Success requires building broad national consensus recognising legitimacy of diverse perspectives, even when disagreeing. It also requires savvy engagement with influential regional and international actors – Eastern, Western and multilaterals to unlock immediate financial support, debt relief and lifting of sanctions.
There are more reasons why this would never work rather than why it could.
The first is that ZANU-PF is simply unable to conceive of yielding any political space and power let alone lead the process of democratising Zimbabwe.
The party will likely resist yielding any power or lifting controls enabling elite enrichment. However, this path offers them safety from captured rogue institutions, averts potential retributive justice if ever defeated, and crucially would temper future governing elites’ powers.
It is simply easier to continue with the path most trodden and the strategy tried and tested — one of holding on to power and shutting down any and all opposition.
This option – attractive to many hardliners in ZANU-PF, themselves beneficiaries of the current system — would be ill-fated. The party will soon find itself in the Mugabe 2017 moment where it must contend with Mnangagwa’s succession.
It is already in the throes of a succession battle and it has proved incapable of a democratic process to resolve it. In any event, as has happened elsewhere, it remains a question of time before Zimbabweans muster enough courage, rise up to confront and upend the entire political system, its partisan army notwithstanding.
Last chance for a redeeming legacy
At 81, this may be Mnangagwa’s last opportunity to secure a redeeming legacy, avoid Mugabe’s ignominious fate, and attract the vital regional/global support needed to rescue Zimbabwe’s economy before it implodes.
Contrary to helping him consolidate power, the legitimacy concerns related to the recent election have left him significantly weaker than the last election did, which buoyed him with internal post-coup cohesion, some significant national support to ‘give him a chance’ after Mugabe, some optimistic Western and Eastern support.
The current dysfunction leaves him paralysed and weakened.
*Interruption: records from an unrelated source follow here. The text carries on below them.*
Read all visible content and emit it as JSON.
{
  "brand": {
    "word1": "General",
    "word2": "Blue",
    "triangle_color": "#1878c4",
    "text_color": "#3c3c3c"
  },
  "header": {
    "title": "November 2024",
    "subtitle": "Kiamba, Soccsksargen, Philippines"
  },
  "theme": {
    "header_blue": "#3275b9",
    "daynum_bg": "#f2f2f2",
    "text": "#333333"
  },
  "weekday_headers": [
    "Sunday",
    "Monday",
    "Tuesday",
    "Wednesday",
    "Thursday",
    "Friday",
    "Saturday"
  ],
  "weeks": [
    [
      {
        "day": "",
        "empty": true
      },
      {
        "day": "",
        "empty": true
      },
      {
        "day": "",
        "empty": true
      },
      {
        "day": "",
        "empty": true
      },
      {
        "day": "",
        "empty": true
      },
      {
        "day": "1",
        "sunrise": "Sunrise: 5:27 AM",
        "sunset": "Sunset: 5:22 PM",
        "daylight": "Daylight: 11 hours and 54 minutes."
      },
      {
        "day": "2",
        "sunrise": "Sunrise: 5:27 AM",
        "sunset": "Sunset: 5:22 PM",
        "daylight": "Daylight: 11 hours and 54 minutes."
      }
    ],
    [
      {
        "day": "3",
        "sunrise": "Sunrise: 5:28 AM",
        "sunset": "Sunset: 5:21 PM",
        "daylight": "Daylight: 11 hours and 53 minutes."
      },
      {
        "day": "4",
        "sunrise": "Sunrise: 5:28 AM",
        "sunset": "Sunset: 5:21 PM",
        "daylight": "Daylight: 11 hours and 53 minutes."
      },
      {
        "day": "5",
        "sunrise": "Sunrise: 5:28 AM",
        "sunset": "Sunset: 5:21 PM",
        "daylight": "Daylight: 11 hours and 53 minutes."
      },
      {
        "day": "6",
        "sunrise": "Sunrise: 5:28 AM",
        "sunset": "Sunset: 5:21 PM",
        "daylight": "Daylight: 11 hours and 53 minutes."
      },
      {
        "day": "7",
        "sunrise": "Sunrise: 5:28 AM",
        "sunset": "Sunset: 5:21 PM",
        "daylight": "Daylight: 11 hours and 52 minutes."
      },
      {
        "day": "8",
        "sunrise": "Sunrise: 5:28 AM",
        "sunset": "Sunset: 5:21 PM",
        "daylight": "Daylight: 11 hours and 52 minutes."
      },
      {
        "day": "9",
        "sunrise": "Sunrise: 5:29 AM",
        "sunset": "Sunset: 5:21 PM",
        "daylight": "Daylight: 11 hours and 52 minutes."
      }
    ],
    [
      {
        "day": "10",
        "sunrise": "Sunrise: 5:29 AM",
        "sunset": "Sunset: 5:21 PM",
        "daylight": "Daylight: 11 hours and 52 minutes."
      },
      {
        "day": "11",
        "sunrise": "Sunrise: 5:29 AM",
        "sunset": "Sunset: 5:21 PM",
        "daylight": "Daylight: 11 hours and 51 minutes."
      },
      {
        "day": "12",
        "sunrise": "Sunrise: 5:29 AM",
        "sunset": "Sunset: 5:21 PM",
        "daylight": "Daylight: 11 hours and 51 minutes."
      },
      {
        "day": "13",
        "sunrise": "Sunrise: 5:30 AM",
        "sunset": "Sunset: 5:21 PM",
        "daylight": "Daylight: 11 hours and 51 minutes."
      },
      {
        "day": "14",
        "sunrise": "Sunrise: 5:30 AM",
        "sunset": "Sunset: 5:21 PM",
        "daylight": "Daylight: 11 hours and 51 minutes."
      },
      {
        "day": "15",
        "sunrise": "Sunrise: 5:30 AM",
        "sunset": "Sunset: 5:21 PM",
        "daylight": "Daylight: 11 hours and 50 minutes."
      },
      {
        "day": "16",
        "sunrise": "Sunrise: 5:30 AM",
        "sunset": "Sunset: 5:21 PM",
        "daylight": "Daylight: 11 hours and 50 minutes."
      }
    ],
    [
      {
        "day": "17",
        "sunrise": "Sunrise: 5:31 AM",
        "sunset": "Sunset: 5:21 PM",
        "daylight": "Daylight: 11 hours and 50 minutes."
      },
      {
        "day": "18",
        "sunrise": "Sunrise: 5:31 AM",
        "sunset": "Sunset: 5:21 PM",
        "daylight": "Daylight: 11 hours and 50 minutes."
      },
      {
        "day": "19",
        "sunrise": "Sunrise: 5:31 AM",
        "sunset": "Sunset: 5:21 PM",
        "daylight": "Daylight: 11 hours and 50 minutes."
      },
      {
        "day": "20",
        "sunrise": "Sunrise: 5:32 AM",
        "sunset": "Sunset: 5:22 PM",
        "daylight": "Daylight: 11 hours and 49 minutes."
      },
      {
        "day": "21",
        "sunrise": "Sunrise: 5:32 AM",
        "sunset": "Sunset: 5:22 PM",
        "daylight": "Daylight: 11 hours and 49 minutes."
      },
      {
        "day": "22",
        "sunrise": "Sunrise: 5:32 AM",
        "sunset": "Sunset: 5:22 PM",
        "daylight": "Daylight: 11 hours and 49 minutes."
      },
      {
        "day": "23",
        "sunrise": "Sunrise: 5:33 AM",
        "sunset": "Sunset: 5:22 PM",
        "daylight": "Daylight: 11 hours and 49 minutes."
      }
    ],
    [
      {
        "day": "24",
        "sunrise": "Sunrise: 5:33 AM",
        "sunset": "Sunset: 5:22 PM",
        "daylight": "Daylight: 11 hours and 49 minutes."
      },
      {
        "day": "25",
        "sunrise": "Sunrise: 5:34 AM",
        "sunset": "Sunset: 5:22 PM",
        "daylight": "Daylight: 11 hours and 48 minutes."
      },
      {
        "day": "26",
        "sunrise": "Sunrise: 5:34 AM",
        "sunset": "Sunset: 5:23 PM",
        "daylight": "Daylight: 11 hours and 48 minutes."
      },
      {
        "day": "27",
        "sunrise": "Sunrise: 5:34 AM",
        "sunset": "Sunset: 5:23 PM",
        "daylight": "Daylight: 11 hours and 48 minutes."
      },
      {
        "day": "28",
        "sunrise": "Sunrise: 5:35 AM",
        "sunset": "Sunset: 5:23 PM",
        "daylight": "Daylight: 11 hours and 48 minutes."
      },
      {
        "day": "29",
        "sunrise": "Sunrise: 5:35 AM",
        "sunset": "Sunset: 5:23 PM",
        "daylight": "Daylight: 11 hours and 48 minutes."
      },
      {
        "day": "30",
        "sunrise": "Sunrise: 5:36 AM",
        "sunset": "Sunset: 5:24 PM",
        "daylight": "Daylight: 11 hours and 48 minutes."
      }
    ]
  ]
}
A dramatic reconciliation gesture could gain the backing required for his eventual dignified exit. This may be his last and only chance to avert an ignominious exit from within or outside ZANU-PF like Mugabe.